• **Task requirements**
Read through the data, and wherever a line holds the word "this", write that line out.

• **Data supplied**
'''

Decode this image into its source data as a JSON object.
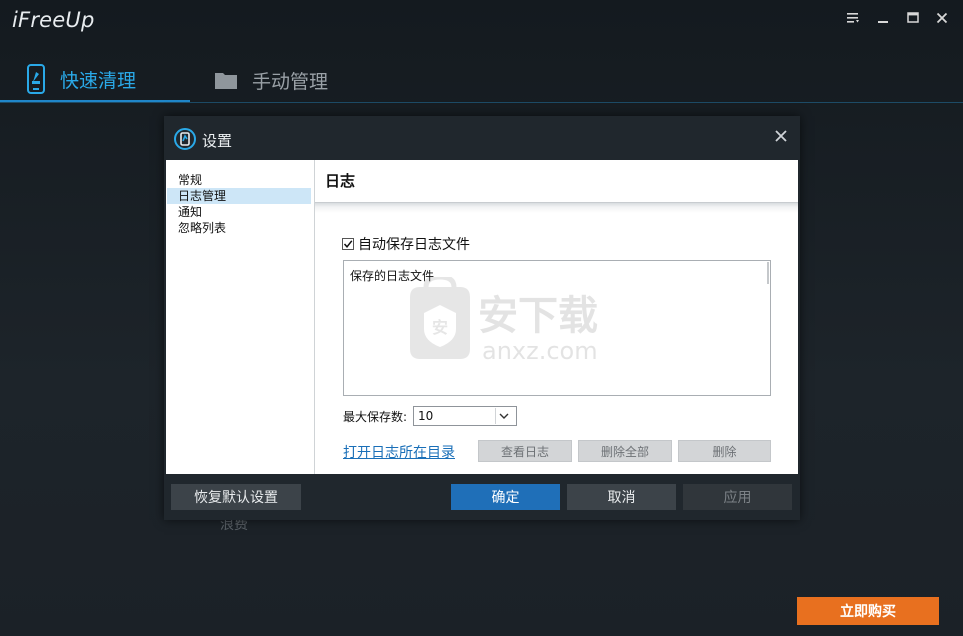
{
  "app": {
    "title": "iFreeUp",
    "window_controls": [
      "menu-icon",
      "minimize-icon",
      "maximize-icon",
      "close-icon"
    ]
  },
  "tabs": [
    {
      "label": "快速清理",
      "icon": "phone-clean-icon",
      "active": true
    },
    {
      "label": "手动管理",
      "icon": "folder-icon",
      "active": false
    }
  ],
  "background_text": "浪费",
  "buy_button": "立即购买",
  "dialog": {
    "title": "设置",
    "sidebar": [
      {
        "label": "常规",
        "selected": false
      },
      {
        "label": "日志管理",
        "selected": true
      },
      {
        "label": "通知",
        "selected": false
      },
      {
        "label": "忽略列表",
        "selected": false
      }
    ],
    "content": {
      "title": "日志",
      "auto_save_label": "自动保存日志文件",
      "auto_save_checked": true,
      "log_box_header": "保存的日志文件",
      "max_save_label": "最大保存数:",
      "max_save_value": "10",
      "open_dir_link": "打开日志所在目录",
      "view_log_button": "查看日志",
      "delete_all_button": "删除全部",
      "delete_button": "删除"
    },
    "footer": {
      "reset_button": "恢复默认设置",
      "ok_button": "确定",
      "cancel_button": "取消",
      "apply_button": "应用"
    }
  },
  "watermark": {
    "cn": "安下载",
    "url": "anxz.com"
  },
  "colors": {
    "accent": "#2aa9e8",
    "primary_button": "#1f6fb8",
    "buy": "#e8701f",
    "selection": "#cde6f7"
  }
}
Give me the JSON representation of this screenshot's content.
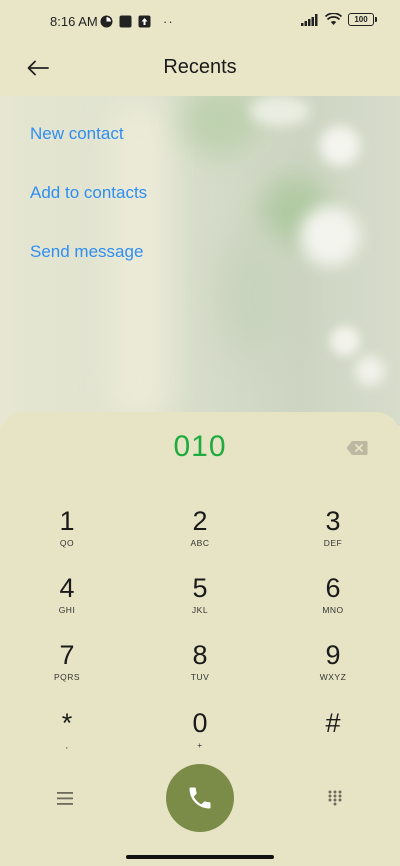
{
  "status_bar": {
    "time": "8:16 AM",
    "more": "··",
    "battery": "100"
  },
  "header": {
    "title": "Recents"
  },
  "actions": [
    "New contact",
    "Add to contacts",
    "Send message"
  ],
  "dialer": {
    "number": "010",
    "keys": [
      {
        "digit": "1",
        "letters": "QO"
      },
      {
        "digit": "2",
        "letters": "ABC"
      },
      {
        "digit": "3",
        "letters": "DEF"
      },
      {
        "digit": "4",
        "letters": "GHI"
      },
      {
        "digit": "5",
        "letters": "JKL"
      },
      {
        "digit": "6",
        "letters": "MNO"
      },
      {
        "digit": "7",
        "letters": "PQRS"
      },
      {
        "digit": "8",
        "letters": "TUV"
      },
      {
        "digit": "9",
        "letters": "WXYZ"
      },
      {
        "digit": "*",
        "letters": ","
      },
      {
        "digit": "0",
        "letters": "+"
      },
      {
        "digit": "#",
        "letters": ""
      }
    ]
  },
  "colors": {
    "accent_link": "#2f8ef2",
    "number": "#1fab3f",
    "call_button": "#7a8c48",
    "background": "#e9e6c8"
  },
  "icons": {
    "back": "back-arrow-icon",
    "backspace": "backspace-icon",
    "menu": "menu-icon",
    "call": "phone-icon",
    "dialpad": "dialpad-grid-icon"
  }
}
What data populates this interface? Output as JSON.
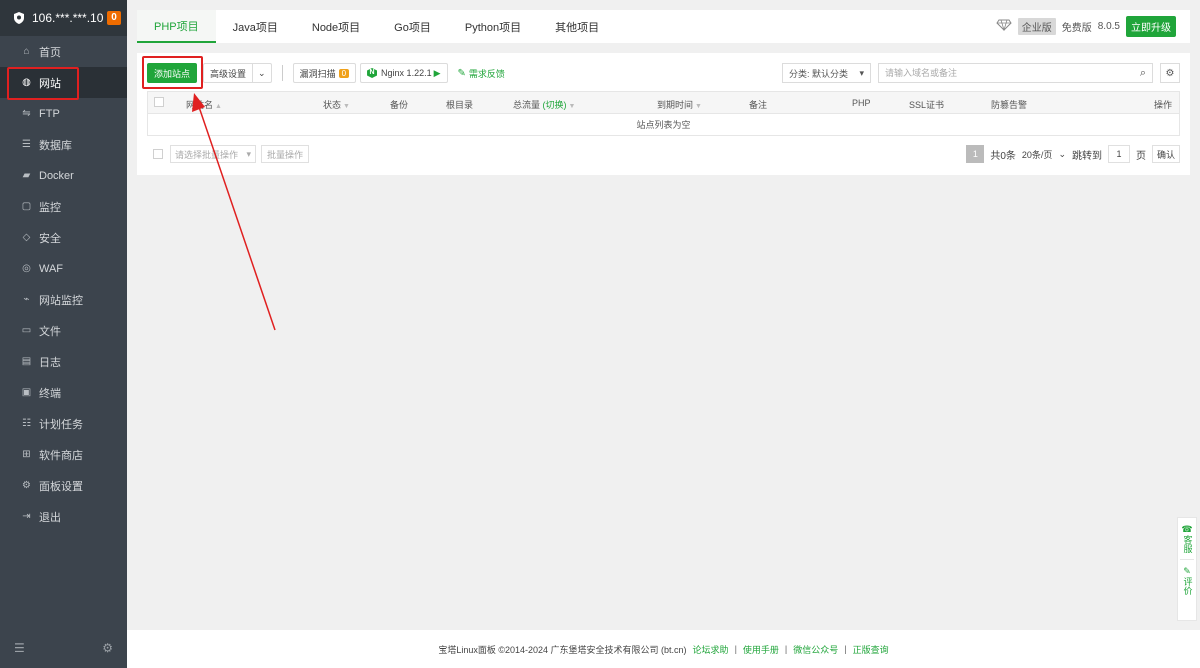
{
  "server": {
    "name": "106.***.***.10",
    "alert_count": "0"
  },
  "sidebar": {
    "items": [
      {
        "label": "首页",
        "icon": "home-icon"
      },
      {
        "label": "网站",
        "icon": "globe-icon"
      },
      {
        "label": "FTP",
        "icon": "ftp-icon"
      },
      {
        "label": "数据库",
        "icon": "database-icon"
      },
      {
        "label": "Docker",
        "icon": "docker-icon"
      },
      {
        "label": "监控",
        "icon": "monitor-icon"
      },
      {
        "label": "安全",
        "icon": "shield-icon"
      },
      {
        "label": "WAF",
        "icon": "waf-icon"
      },
      {
        "label": "网站监控",
        "icon": "site-monitor-icon"
      },
      {
        "label": "文件",
        "icon": "folder-icon"
      },
      {
        "label": "日志",
        "icon": "log-icon"
      },
      {
        "label": "终端",
        "icon": "terminal-icon"
      },
      {
        "label": "计划任务",
        "icon": "task-icon"
      },
      {
        "label": "软件商店",
        "icon": "store-icon"
      },
      {
        "label": "面板设置",
        "icon": "settings-icon"
      },
      {
        "label": "退出",
        "icon": "logout-icon"
      }
    ],
    "active_index": 1
  },
  "tabs": [
    "PHP项目",
    "Java项目",
    "Node项目",
    "Go项目",
    "Python项目",
    "其他项目"
  ],
  "top_right": {
    "enterprise": "企业版",
    "free": "免费版",
    "version": "8.0.5",
    "upgrade": "立即升级"
  },
  "toolbar": {
    "add_site": "添加站点",
    "advanced": "高级设置",
    "vuln_scan": "漏洞扫描",
    "vuln_count": "0",
    "nginx": "Nginx 1.22.1",
    "feedback": "需求反馈",
    "category": "分类: 默认分类",
    "search_placeholder": "请输入域名或备注"
  },
  "table": {
    "headers": {
      "name": "网站名",
      "status": "状态",
      "backup": "备份",
      "root": "根目录",
      "traffic": "总流量",
      "traffic_switch": "(切换)",
      "expire": "到期时间",
      "remark": "备注",
      "php": "PHP",
      "ssl": "SSL证书",
      "alert": "防篡告警",
      "action": "操作"
    },
    "empty_text": "站点列表为空"
  },
  "bulk": {
    "select_placeholder": "请选择批量操作",
    "button": "批量操作"
  },
  "pager": {
    "current": "1",
    "total": "共0条",
    "size": "20条/页",
    "jump_label": "跳转到",
    "jump_value": "1",
    "page_unit": "页",
    "ok": "确认"
  },
  "footer": {
    "copyright": "宝塔Linux面板 ©2014-2024 广东堡塔安全技术有限公司 (bt.cn)",
    "links": [
      "论坛求助",
      "使用手册",
      "微信公众号",
      "正版查询"
    ]
  },
  "float_widget": {
    "service": "客服",
    "review": "评价"
  },
  "colors": {
    "accent": "#20a53a",
    "sidebar": "#3c444d",
    "highlight": "#e02020",
    "badge": "#ef6c00"
  }
}
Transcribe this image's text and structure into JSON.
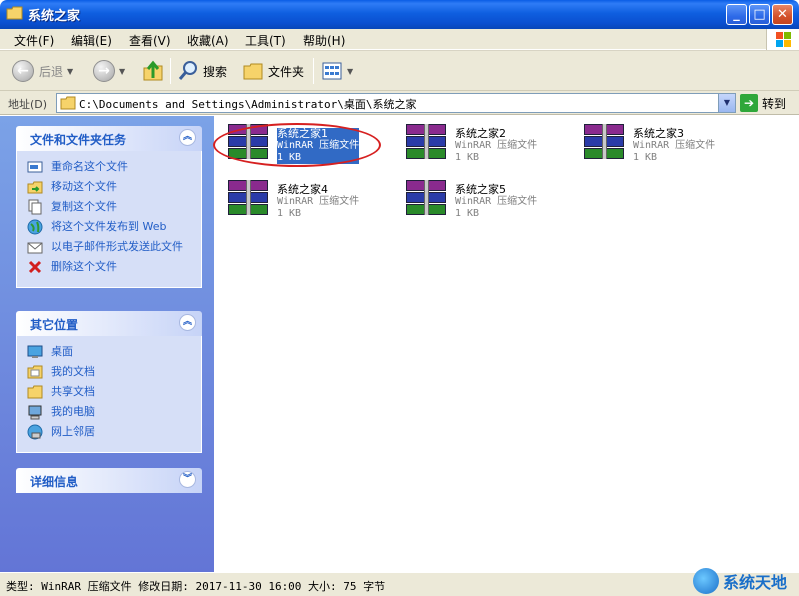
{
  "window": {
    "title": "系统之家"
  },
  "menu": [
    "文件(F)",
    "编辑(E)",
    "查看(V)",
    "收藏(A)",
    "工具(T)",
    "帮助(H)"
  ],
  "toolbar": {
    "back": "后退",
    "search": "搜索",
    "folders": "文件夹"
  },
  "address": {
    "label": "地址(D)",
    "path": "C:\\Documents and Settings\\Administrator\\桌面\\系统之家",
    "go": "转到"
  },
  "tasks_panel": {
    "title": "文件和文件夹任务",
    "items": [
      "重命名这个文件",
      "移动这个文件",
      "复制这个文件",
      "将这个文件发布到 Web",
      "以电子邮件形式发送此文件",
      "删除这个文件"
    ]
  },
  "places_panel": {
    "title": "其它位置",
    "items": [
      "桌面",
      "我的文档",
      "共享文档",
      "我的电脑",
      "网上邻居"
    ]
  },
  "details_panel": {
    "title": "详细信息"
  },
  "files": [
    {
      "name": "系统之家1",
      "type": "WinRAR 压缩文件",
      "size": "1 KB",
      "selected": true
    },
    {
      "name": "系统之家2",
      "type": "WinRAR 压缩文件",
      "size": "1 KB"
    },
    {
      "name": "系统之家3",
      "type": "WinRAR 压缩文件",
      "size": "1 KB"
    },
    {
      "name": "系统之家4",
      "type": "WinRAR 压缩文件",
      "size": "1 KB"
    },
    {
      "name": "系统之家5",
      "type": "WinRAR 压缩文件",
      "size": "1 KB"
    }
  ],
  "status": "类型: WinRAR 压缩文件 修改日期: 2017-11-30 16:00 大小: 75 字节",
  "watermark": "系统天地",
  "colors": {
    "title_bar": "#0a4fd0",
    "task_link": "#215dc6",
    "selection": "#316ac5",
    "highlight_ring": "#d62020"
  }
}
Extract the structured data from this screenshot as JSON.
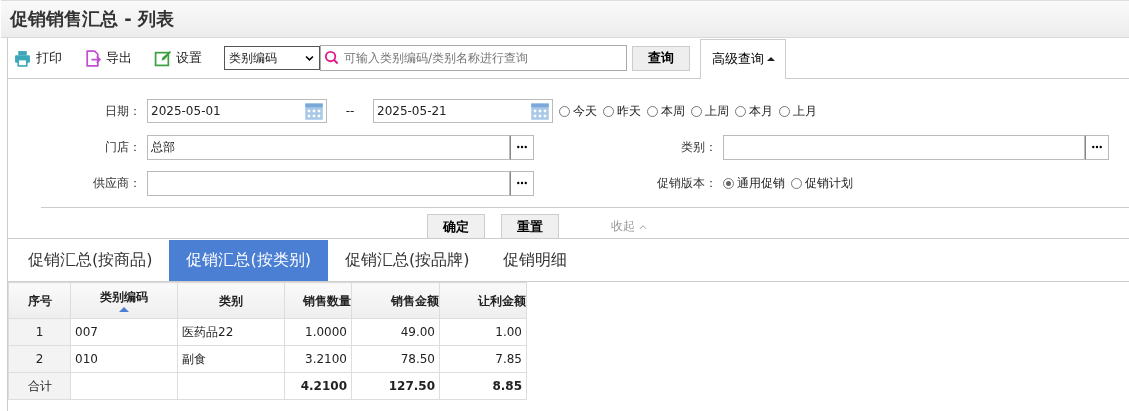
{
  "window": {
    "title": "促销销售汇总 - 列表"
  },
  "toolbar": {
    "buttons": [
      {
        "label": "打印",
        "kind": "print"
      },
      {
        "label": "导出",
        "kind": "export"
      },
      {
        "label": "设置",
        "kind": "settings"
      }
    ],
    "search_type": {
      "value": "类别编码"
    },
    "search": {
      "placeholder": "可输入类别编码/类别名称进行查询"
    },
    "query_button": "查询",
    "advanced_toggle": {
      "label": "高级查询",
      "expanded": true
    }
  },
  "filters": {
    "date": {
      "label": "日期：",
      "from": "2025-05-01",
      "separator": "--",
      "to": "2025-05-21"
    },
    "quick_dates": [
      {
        "label": "今天",
        "selected": false
      },
      {
        "label": "昨天",
        "selected": false
      },
      {
        "label": "本周",
        "selected": false
      },
      {
        "label": "上周",
        "selected": false
      },
      {
        "label": "本月",
        "selected": false
      },
      {
        "label": "上月",
        "selected": false
      }
    ],
    "store": {
      "label": "门店：",
      "value": "总部"
    },
    "category": {
      "label": "类别："
    },
    "supplier": {
      "label": "供应商："
    },
    "promo_version": {
      "label": "促销版本：",
      "options": [
        {
          "label": "通用促销",
          "selected": true
        },
        {
          "label": "促销计划",
          "selected": false
        }
      ]
    },
    "buttons": [
      "确定",
      "重置"
    ],
    "collapse": "收起"
  },
  "tabs": [
    {
      "label": "促销汇总(按商品)",
      "selected": false
    },
    {
      "label": "促销汇总(按类别)",
      "selected": true
    },
    {
      "label": "促销汇总(按品牌)",
      "selected": false
    },
    {
      "label": "促销明细",
      "selected": false
    }
  ],
  "table": {
    "columns": [
      {
        "label": "序号",
        "sorted": false
      },
      {
        "label": "类别编码",
        "sorted": true
      },
      {
        "label": "类别",
        "sorted": false
      },
      {
        "label": "销售数量",
        "sorted": false
      },
      {
        "label": "销售金额",
        "sorted": false
      },
      {
        "label": "让利金额",
        "sorted": false
      }
    ],
    "rows": [
      [
        "1",
        "007",
        "医药品22",
        "1.0000",
        "49.00",
        "1.00"
      ],
      [
        "2",
        "010",
        "副食",
        "3.2100",
        "78.50",
        "7.85"
      ]
    ],
    "total": {
      "label": "合计",
      "sales_quantity": "4.2100",
      "sales_amount": "127.50",
      "discount_amount": "8.85"
    }
  }
}
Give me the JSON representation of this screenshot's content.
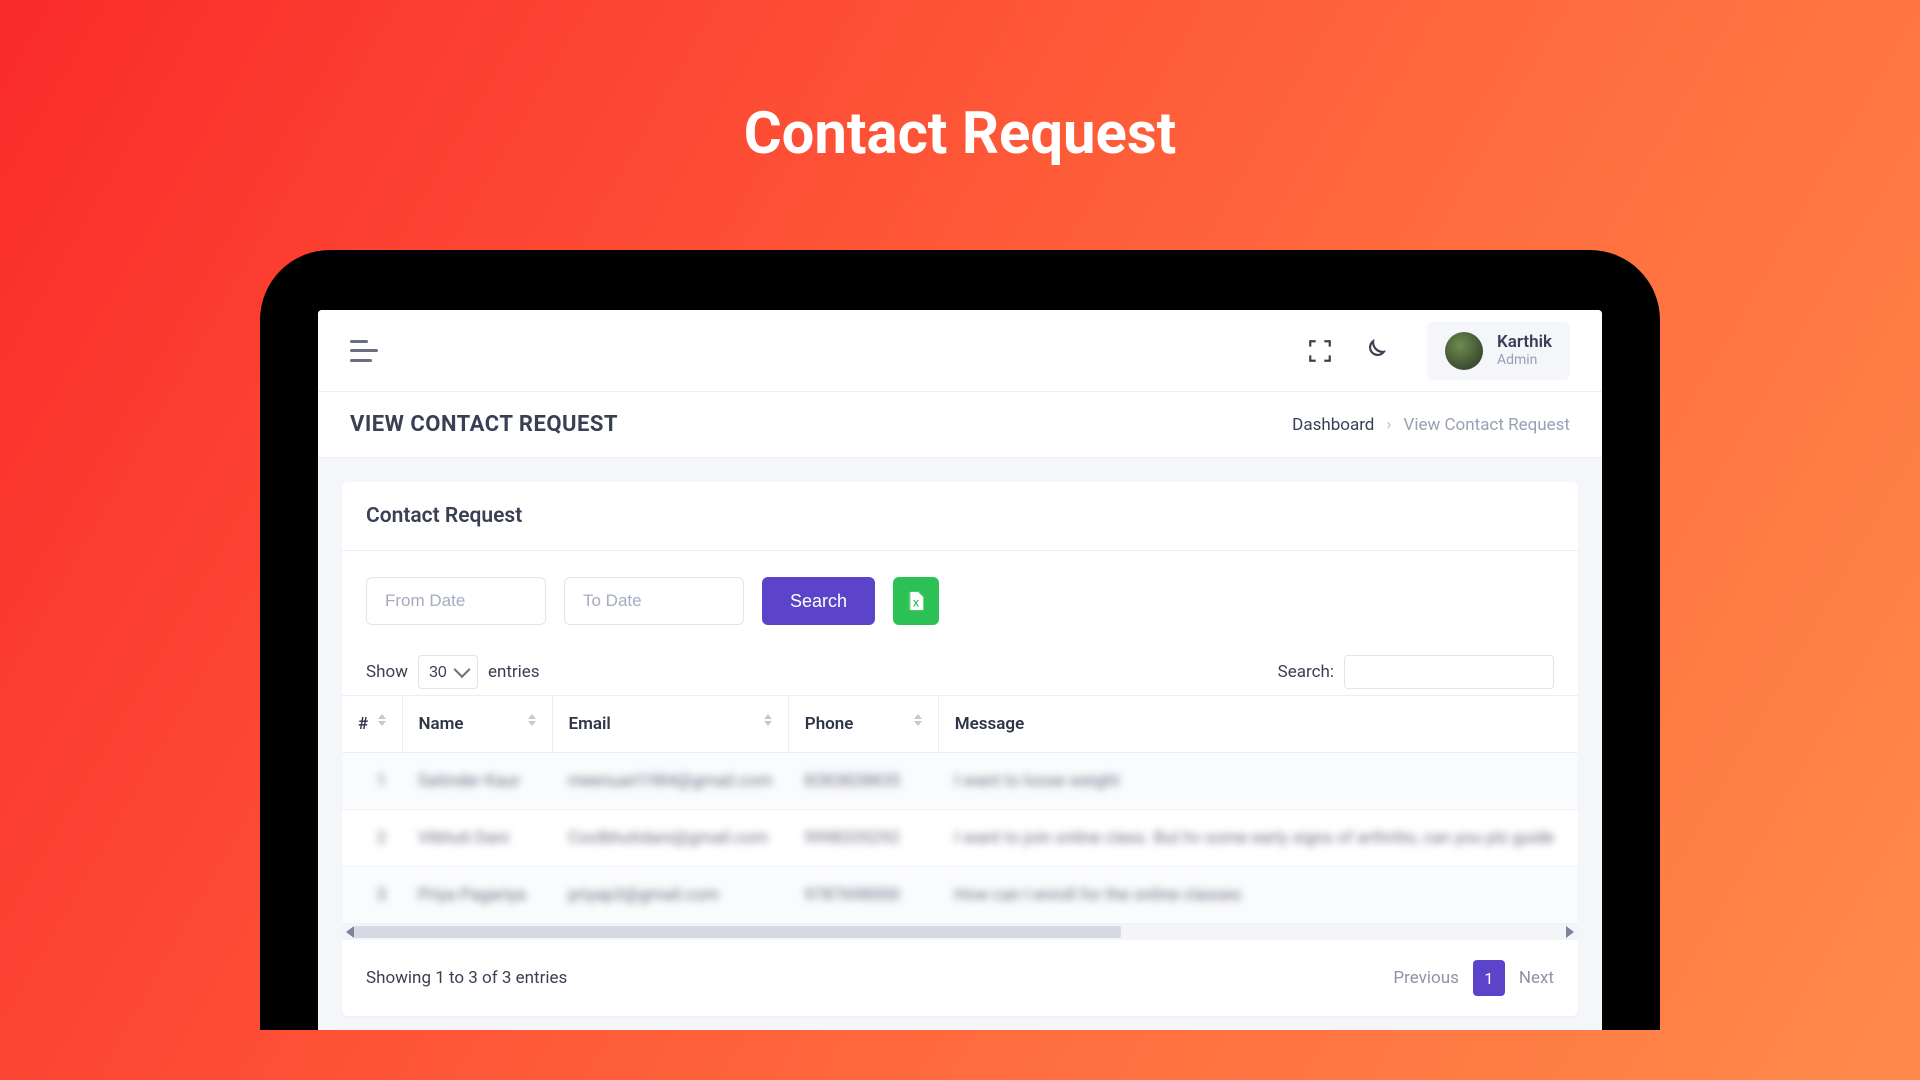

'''

• **Answer section**
Decode this image into its source data as a JSON object.
Give me the JSON representation of this screenshot's content.
What data populates this interface? Output as JSON.
Transcribe this image's text and structure into JSON.
Extract the structured data from this screenshot as JSON.
Give me the JSON representation of this screenshot's content.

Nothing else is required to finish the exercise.